I was reeling a bit, trying to make sure I was correctly understanding him, when I realized he’d asked me a question. He wanted to know my line of work, and when the conversation moved to the difficulties of getting a work permit he somehow segued that into an anti-immigrant rant during which he told us how juries were finding in favor of car-jackers because the cars stolen were too fancy and had therefore invited the theft, and that the government issued a list of cars that were sufficiently fancy that stealing them was understandable.
Then it got worse. Over 18 only beyond this point, please. He told us how the other day a judge acquitted someone “from a certain Africa country” who was riding on the bus, “got excited“, masturbated (complete with demonstrative hand gesture) and ejaculated on a 10 year old boy. It was clear what he thought of “these people.”
Now, hopefully you can guess what I think of anyone who does any such behavior, but to somehow extend one incident into a justification for judging an entire segment of humanity, that is the problem. If we are going to take insane and sick acts by an individual as condemnation for an entire skin color, then there is no one left innocent on the planet.
Suffice to say, my girlfriend and I were wide eyed and edging towards the door, for more reason than just his substantial body odor. We made our way with cold demeanors but lively steps out the door. At some point the had given us a little printed out flyer, on the back of which he wrote a website, and on the front he put a phone number.
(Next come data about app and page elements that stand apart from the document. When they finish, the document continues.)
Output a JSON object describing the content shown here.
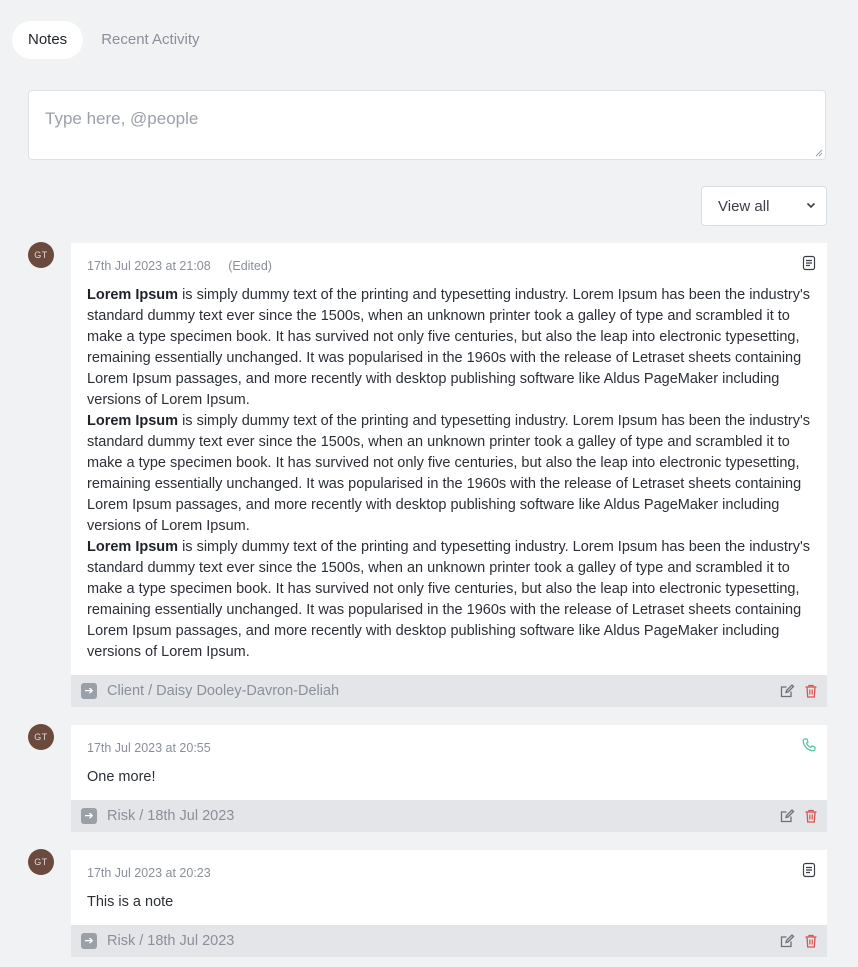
{
  "tabs": [
    {
      "label": "Notes",
      "active": true
    },
    {
      "label": "Recent Activity",
      "active": false
    }
  ],
  "composer": {
    "placeholder": "Type here, @people",
    "value": ""
  },
  "filter": {
    "selected": "View all"
  },
  "notes": [
    {
      "avatar": "GT",
      "timestamp": "17th Jul 2023 at 21:08",
      "edited": "(Edited)",
      "type_icon": "document-icon",
      "paragraphs": [
        {
          "bold": "Lorem Ipsum",
          "text": " is simply dummy text of the printing and typesetting industry. Lorem Ipsum has been the industry's standard dummy text ever since the 1500s, when an unknown printer took a galley of type and scrambled it to make a type specimen book. It has survived not only five centuries, but also the leap into electronic typesetting, remaining essentially unchanged. It was popularised in the 1960s with the release of Letraset sheets containing Lorem Ipsum passages, and more recently with desktop publishing software like Aldus PageMaker including versions of Lorem Ipsum."
        },
        {
          "bold": "Lorem Ipsum",
          "text": " is simply dummy text of the printing and typesetting industry. Lorem Ipsum has been the industry's standard dummy text ever since the 1500s, when an unknown printer took a galley of type and scrambled it to make a type specimen book. It has survived not only five centuries, but also the leap into electronic typesetting, remaining essentially unchanged. It was popularised in the 1960s with the release of Letraset sheets containing Lorem Ipsum passages, and more recently with desktop publishing software like Aldus PageMaker including versions of Lorem Ipsum."
        },
        {
          "bold": "Lorem Ipsum",
          "text": " is simply dummy text of the printing and typesetting industry. Lorem Ipsum has been the industry's standard dummy text ever since the 1500s, when an unknown printer took a galley of type and scrambled it to make a type specimen book. It has survived not only five centuries, but also the leap into electronic typesetting, remaining essentially unchanged. It was popularised in the 1960s with the release of Letraset sheets containing Lorem Ipsum passages, and more recently with desktop publishing software like Aldus PageMaker including versions of Lorem Ipsum."
        }
      ],
      "link": "Client / Daisy Dooley-Davron-Deliah"
    },
    {
      "avatar": "GT",
      "timestamp": "17th Jul 2023 at 20:55",
      "edited": "",
      "type_icon": "phone-icon",
      "paragraphs": [
        {
          "bold": "",
          "text": "One more!"
        }
      ],
      "link": "Risk / 18th Jul 2023"
    },
    {
      "avatar": "GT",
      "timestamp": "17th Jul 2023 at 20:23",
      "edited": "",
      "type_icon": "document-icon",
      "paragraphs": [
        {
          "bold": "",
          "text": "This is a note"
        }
      ],
      "link": "Risk / 18th Jul 2023"
    }
  ],
  "colors": {
    "background": "#f1f2f4",
    "avatar": "#6b4a3e",
    "phone": "#4fc49a",
    "delete": "#d9534f"
  }
}
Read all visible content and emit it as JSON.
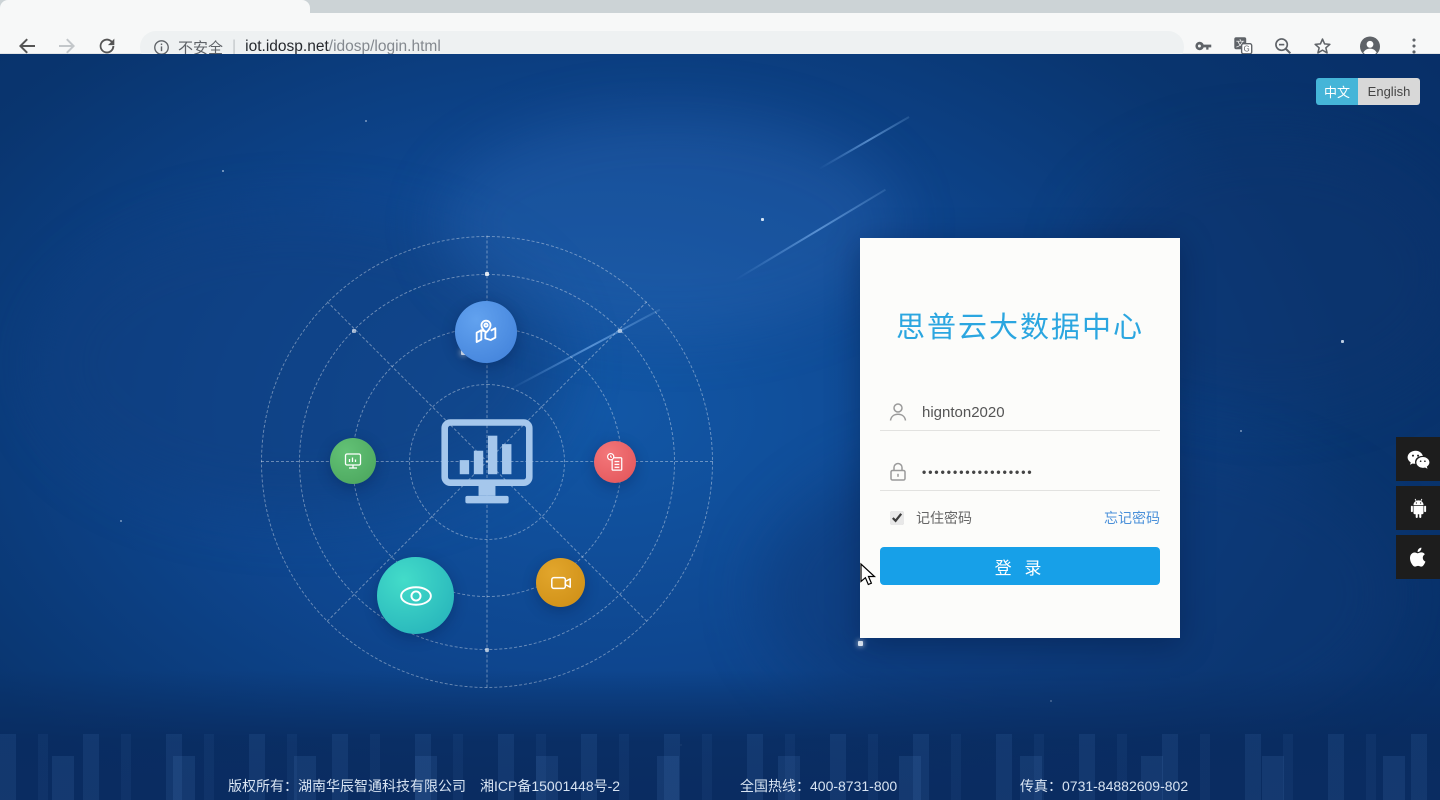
{
  "browser": {
    "security_label": "不安全",
    "url_host": "iot.idosp.net",
    "url_path": "/idosp/login.html",
    "separator": "|"
  },
  "language_toggle": {
    "chinese_label": "中文",
    "english_label": "English",
    "active": "中文"
  },
  "login": {
    "title": "思普云大数据中心",
    "username_value": "hignton2020",
    "password_mask": "••••••••••••••••••",
    "remember_label": "记住密码",
    "remember_checked": "checked",
    "forgot_label": "忘记密码",
    "submit_label": "登 录"
  },
  "footer": {
    "copyright": "版权所有：湖南华辰智通科技有限公司",
    "icp": "湘ICP备15001448号-2",
    "hotline": "全国热线：400-8731-800",
    "fax": "传真：0731-84882609-802"
  },
  "app_dock": {
    "items": [
      "wechat-icon",
      "android-icon",
      "apple-icon"
    ]
  },
  "orbit_icons": [
    "map-pin-icon",
    "monitor-report-icon",
    "document-clock-icon",
    "eye-monitoring-icon",
    "video-camera-icon",
    "dashboard-monitor-icon"
  ],
  "colors": {
    "title_blue": "#2ba6e0",
    "button_blue": "#17a0e8",
    "link_blue": "#4a90d9",
    "toggle_active": "#45b5d8",
    "background_blue": "#0e468f",
    "satellite_blue": "#3f7fd8",
    "satellite_green": "#49a35b",
    "satellite_red": "#e25257",
    "satellite_teal": "#23aeb9",
    "satellite_orange": "#cd8d14"
  }
}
I was scared to see what it was, but it turned out to be basically an infomercial for a vitamin supplement that he credits with restoring his knee after his years as a paratrooper, and he wants me to start selling for him in the US.
So that was that.